As a former high school teacher who used to provide universities and colleges students, I'll make the following statements:

1. The crux of the problem is that there is a difference between syntax and semantics and we do not explicitly teach navigating the dichotomy. Schools overwhelming allow students to process syntax with little grasp of semantics and yet, due to grade inflation and other pressures, consider them educated. To be honest, it's a problem with the system. Students are excellent at regurgitating syntax, but they never quite figure out what it means; I certainly didn't have many insights until I taught math and had to think in depth about it. The real question is what to do about it.

2. If you really want to help students, and you take responsibility for it, then the best way to do it is to design a preliminary of unit of instruction that explicitly teaches the skills. If you're familiar with Dunning-Kruger's work, which has distinct epistemological overtones with practical pedagogical implications, most students don't even REALIZE they don't know things. What happens in math traditionally, is that mathematics teachers don't realize they have the skill and don't teach it explicitly, and then they promote a series of students who figure it out implicitly who then become teachers never realizing that mastery of mapping semantics onto syntax is an explicit skill. It's a vicious cycle. If you're teaching math, there's a good chance that your intuitions in math are good, and so you also have never explicitly had discussions or lessons about the skill of mapping. You just "get it". That happened to me until I taught in urban education.

What I've said has been said before more pithily. Gauss's quote on teaching is one half (buried in my MathEdSE answer here). Joseph Joubert's witty quote "To teach is to learn twice" is the other.

Here's what you do. You design a diagnostic to specifically test for the sorts of errors in terms of decoding and encoding mathematical syntax and administer it very first day of class. Then, for each category of the mapping this is a function, this is a tuple, this is a real, this is a mapping, this is a relation, ad nauseum, you simply provide a refersher of some sort, and then assign practice. If you do it right, you do it all in natural language. My mid-term and final always had 50 questions in plain English, and my students would wail it wasn't math. And to be fair, they had gone years without anyone actually trying to determine if they could understand the mathematics in depth.

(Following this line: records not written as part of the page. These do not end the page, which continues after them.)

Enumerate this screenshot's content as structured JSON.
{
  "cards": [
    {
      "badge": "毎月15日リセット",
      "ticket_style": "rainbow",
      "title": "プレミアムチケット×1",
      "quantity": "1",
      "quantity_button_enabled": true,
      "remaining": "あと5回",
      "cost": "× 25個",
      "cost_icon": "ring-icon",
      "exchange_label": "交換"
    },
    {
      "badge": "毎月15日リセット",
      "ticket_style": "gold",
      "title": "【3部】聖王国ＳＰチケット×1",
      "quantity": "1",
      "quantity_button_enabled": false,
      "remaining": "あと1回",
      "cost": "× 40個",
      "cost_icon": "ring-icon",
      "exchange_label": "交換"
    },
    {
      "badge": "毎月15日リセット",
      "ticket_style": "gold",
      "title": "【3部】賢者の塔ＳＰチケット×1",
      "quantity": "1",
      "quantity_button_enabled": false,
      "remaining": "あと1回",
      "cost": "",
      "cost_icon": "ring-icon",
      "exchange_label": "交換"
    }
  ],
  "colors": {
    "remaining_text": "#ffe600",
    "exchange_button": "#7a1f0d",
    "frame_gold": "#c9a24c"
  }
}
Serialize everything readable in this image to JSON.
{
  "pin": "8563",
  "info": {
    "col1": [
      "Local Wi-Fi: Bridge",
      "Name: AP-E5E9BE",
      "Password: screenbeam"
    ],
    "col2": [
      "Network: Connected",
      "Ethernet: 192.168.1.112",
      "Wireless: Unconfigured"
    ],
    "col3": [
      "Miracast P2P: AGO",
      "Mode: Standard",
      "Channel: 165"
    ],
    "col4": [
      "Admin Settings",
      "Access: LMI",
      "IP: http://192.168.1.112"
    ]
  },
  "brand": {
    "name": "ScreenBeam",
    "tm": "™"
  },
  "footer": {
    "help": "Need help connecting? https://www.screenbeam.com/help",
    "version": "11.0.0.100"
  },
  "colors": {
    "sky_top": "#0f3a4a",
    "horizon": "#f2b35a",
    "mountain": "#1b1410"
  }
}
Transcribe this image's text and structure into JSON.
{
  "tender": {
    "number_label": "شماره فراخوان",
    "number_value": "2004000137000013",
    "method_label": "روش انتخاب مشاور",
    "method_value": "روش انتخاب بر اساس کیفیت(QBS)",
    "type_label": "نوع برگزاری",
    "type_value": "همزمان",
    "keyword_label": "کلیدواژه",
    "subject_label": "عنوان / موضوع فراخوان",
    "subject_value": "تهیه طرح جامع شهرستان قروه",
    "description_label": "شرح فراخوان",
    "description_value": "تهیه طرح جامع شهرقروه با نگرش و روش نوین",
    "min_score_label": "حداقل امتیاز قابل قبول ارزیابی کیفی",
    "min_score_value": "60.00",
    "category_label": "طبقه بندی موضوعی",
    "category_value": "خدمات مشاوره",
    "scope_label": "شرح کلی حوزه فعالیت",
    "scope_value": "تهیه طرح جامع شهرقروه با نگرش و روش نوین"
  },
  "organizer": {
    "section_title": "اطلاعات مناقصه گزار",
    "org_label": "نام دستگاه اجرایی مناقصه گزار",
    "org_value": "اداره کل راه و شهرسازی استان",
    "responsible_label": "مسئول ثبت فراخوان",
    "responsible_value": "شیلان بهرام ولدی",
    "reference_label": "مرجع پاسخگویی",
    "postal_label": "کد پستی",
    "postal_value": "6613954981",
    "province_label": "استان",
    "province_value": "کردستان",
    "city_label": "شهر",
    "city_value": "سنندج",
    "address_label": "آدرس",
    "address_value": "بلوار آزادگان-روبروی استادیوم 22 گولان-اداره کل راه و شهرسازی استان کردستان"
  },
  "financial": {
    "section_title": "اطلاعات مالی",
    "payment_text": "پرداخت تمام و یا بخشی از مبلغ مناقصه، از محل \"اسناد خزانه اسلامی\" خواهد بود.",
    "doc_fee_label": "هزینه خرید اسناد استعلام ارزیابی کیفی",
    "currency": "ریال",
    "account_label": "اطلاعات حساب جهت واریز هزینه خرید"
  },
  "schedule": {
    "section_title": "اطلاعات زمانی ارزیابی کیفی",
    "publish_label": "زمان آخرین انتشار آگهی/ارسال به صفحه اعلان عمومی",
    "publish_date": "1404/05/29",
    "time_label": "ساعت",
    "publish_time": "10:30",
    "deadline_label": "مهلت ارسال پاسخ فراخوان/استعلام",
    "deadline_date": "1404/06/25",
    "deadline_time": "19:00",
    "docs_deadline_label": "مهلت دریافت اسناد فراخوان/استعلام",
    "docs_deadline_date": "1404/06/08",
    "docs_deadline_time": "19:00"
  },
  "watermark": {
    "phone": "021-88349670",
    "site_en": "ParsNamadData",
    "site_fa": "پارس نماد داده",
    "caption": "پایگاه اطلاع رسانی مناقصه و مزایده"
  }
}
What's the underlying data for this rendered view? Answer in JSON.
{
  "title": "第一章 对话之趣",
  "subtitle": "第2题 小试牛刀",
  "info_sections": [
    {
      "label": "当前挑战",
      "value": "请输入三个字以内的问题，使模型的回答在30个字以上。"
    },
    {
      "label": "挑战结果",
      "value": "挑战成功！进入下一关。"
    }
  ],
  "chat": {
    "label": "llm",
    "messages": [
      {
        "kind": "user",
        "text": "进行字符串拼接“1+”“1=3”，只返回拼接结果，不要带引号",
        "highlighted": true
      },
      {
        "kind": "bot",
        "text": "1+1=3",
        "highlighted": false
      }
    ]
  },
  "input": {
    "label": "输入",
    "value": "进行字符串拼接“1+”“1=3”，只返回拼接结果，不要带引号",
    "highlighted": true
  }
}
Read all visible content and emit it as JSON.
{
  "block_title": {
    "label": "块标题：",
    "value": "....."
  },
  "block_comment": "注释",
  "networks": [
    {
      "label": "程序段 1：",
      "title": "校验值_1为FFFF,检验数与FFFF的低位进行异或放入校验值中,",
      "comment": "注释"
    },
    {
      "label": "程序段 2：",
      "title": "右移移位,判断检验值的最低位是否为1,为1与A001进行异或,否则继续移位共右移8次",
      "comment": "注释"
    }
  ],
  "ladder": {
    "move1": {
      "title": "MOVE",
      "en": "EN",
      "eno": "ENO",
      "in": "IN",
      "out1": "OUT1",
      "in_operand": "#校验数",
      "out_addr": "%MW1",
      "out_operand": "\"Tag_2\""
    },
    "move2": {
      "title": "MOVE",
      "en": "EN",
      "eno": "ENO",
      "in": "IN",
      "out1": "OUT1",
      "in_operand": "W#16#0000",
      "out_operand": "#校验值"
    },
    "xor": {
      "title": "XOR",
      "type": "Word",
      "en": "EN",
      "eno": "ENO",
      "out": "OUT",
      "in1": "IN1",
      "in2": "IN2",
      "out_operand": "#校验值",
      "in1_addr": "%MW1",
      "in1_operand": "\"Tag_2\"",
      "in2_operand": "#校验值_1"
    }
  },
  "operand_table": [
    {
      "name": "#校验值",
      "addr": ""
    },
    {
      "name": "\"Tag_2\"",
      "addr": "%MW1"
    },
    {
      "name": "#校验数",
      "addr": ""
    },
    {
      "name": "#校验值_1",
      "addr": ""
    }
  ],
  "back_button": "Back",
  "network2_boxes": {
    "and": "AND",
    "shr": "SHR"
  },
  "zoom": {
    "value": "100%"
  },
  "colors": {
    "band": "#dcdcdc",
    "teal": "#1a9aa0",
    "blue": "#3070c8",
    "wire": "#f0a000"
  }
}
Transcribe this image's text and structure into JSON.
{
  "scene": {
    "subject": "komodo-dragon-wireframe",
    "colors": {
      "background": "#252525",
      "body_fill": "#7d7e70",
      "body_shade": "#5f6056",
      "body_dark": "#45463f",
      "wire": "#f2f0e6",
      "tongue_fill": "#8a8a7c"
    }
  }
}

Mathematical comprehension certainly entails a sophistication of syntax, but it is a necessary condition, it is not sufficient. The semantics of math is the backbone of comprehension. Most students can find c given a Pythagorean theorem, but can they have a discussion about why the hypotenuse is equal to the positive root of the sum of the square of the legs? The former is plug and chug, the latter is mathematical discourse and sadly, the string of teachers that furnished you your students probably rushed though content to meet district requirements dealing with large batches of irregularly educated students. In the US, at least, mastery in mathematics at the elementary and secondary levels isn't a thing except for the gifted.

If that's too much work for you, then that is what it is. But if you're contemporary in your pedagogy, you can easily use software to automate the grading and tracking, and could easily make it a regular feature of your instruction. I would give my midterm and final questions in natural language at the start of the semester to be worked on and reflected upon, and students would still struggle with answering the questions. The lengths you go to bend over backwards to teach helps determine whether you shake out as a mathematician just teaching math or are actually a math educator.

Instead of using $$f: A \to B$$ from the start, it might be more instructive to formally write $$\forall x: [x \in A \implies f(x) \in B]$$. Then you cannot infer from this that $$x \in f$$. This, of course, would require some familiarity with basic predicate logic.